> [Stored data entries]:
=== Begin Enclosure ===
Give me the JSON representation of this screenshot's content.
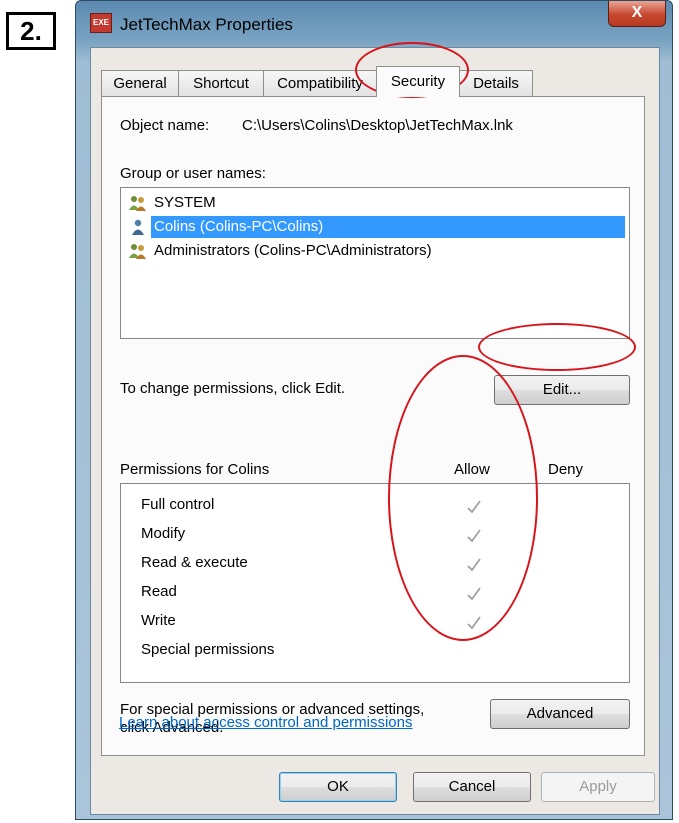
{
  "step_label": "2.",
  "window": {
    "title": "JetTechMax Properties",
    "close_label": "X",
    "icon_name": "app-icon"
  },
  "tabs": [
    {
      "label": "General"
    },
    {
      "label": "Shortcut"
    },
    {
      "label": "Compatibility"
    },
    {
      "label": "Security",
      "active": true
    },
    {
      "label": "Details"
    }
  ],
  "security": {
    "object_name_label": "Object name:",
    "object_name_value": "C:\\Users\\Colins\\Desktop\\JetTechMax.lnk",
    "group_label": "Group or user names:",
    "users": [
      {
        "name": "SYSTEM",
        "icon": "group-users-icon"
      },
      {
        "name": "Colins (Colins-PC\\Colins)",
        "icon": "user-icon",
        "selected": true
      },
      {
        "name": "Administrators (Colins-PC\\Administrators)",
        "icon": "group-users-icon"
      }
    ],
    "change_hint": "To change permissions, click Edit.",
    "edit_button": "Edit...",
    "permissions_for": "Permissions for Colins",
    "allow_header": "Allow",
    "deny_header": "Deny",
    "permissions": [
      {
        "name": "Full control",
        "allow": true,
        "deny": false
      },
      {
        "name": "Modify",
        "allow": true,
        "deny": false
      },
      {
        "name": "Read & execute",
        "allow": true,
        "deny": false
      },
      {
        "name": "Read",
        "allow": true,
        "deny": false
      },
      {
        "name": "Write",
        "allow": true,
        "deny": false
      },
      {
        "name": "Special permissions",
        "allow": false,
        "deny": false
      }
    ],
    "special_hint_line1": "For special permissions or advanced settings,",
    "special_hint_line2": "click Advanced.",
    "advanced_button": "Advanced",
    "learn_link": "Learn about access control and permissions"
  },
  "footer": {
    "ok": "OK",
    "cancel": "Cancel",
    "apply": "Apply"
  },
  "colors": {
    "selection": "#3399ff",
    "annotation": "#d8141a",
    "link": "#0066cc",
    "check": "#a0a0a0"
  }
}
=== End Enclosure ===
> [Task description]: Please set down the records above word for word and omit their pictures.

> [Written solution]:
Give me the JSON representation of this screenshot's content.
{
  "step_label": "2.",
  "window": {
    "title": "JetTechMax Properties",
    "close_label": "X",
    "icon_name": "app-icon"
  },
  "tabs": [
    {
      "label": "General"
    },
    {
      "label": "Shortcut"
    },
    {
      "label": "Compatibility"
    },
    {
      "label": "Security",
      "active": true
    },
    {
      "label": "Details"
    }
  ],
  "security": {
    "object_name_label": "Object name:",
    "object_name_value": "C:\\Users\\Colins\\Desktop\\JetTechMax.lnk",
    "group_label": "Group or user names:",
    "users": [
      {
        "name": "SYSTEM",
        "icon": "group-users-icon"
      },
      {
        "name": "Colins (Colins-PC\\Colins)",
        "icon": "user-icon",
        "selected": true
      },
      {
        "name": "Administrators (Colins-PC\\Administrators)",
        "icon": "group-users-icon"
      }
    ],
    "change_hint": "To change permissions, click Edit.",
    "edit_button": "Edit...",
    "permissions_for": "Permissions for Colins",
    "allow_header": "Allow",
    "deny_header": "Deny",
    "permissions": [
      {
        "name": "Full control",
        "allow": true,
        "deny": false
      },
      {
        "name": "Modify",
        "allow": true,
        "deny": false
      },
      {
        "name": "Read & execute",
        "allow": true,
        "deny": false
      },
      {
        "name": "Read",
        "allow": true,
        "deny": false
      },
      {
        "name": "Write",
        "allow": true,
        "deny": false
      },
      {
        "name": "Special permissions",
        "allow": false,
        "deny": false
      }
    ],
    "special_hint_line1": "For special permissions or advanced settings,",
    "special_hint_line2": "click Advanced.",
    "advanced_button": "Advanced",
    "learn_link": "Learn about access control and permissions"
  },
  "footer": {
    "ok": "OK",
    "cancel": "Cancel",
    "apply": "Apply"
  },
  "colors": {
    "selection": "#3399ff",
    "annotation": "#d8141a",
    "link": "#0066cc",
    "check": "#a0a0a0"
  }
}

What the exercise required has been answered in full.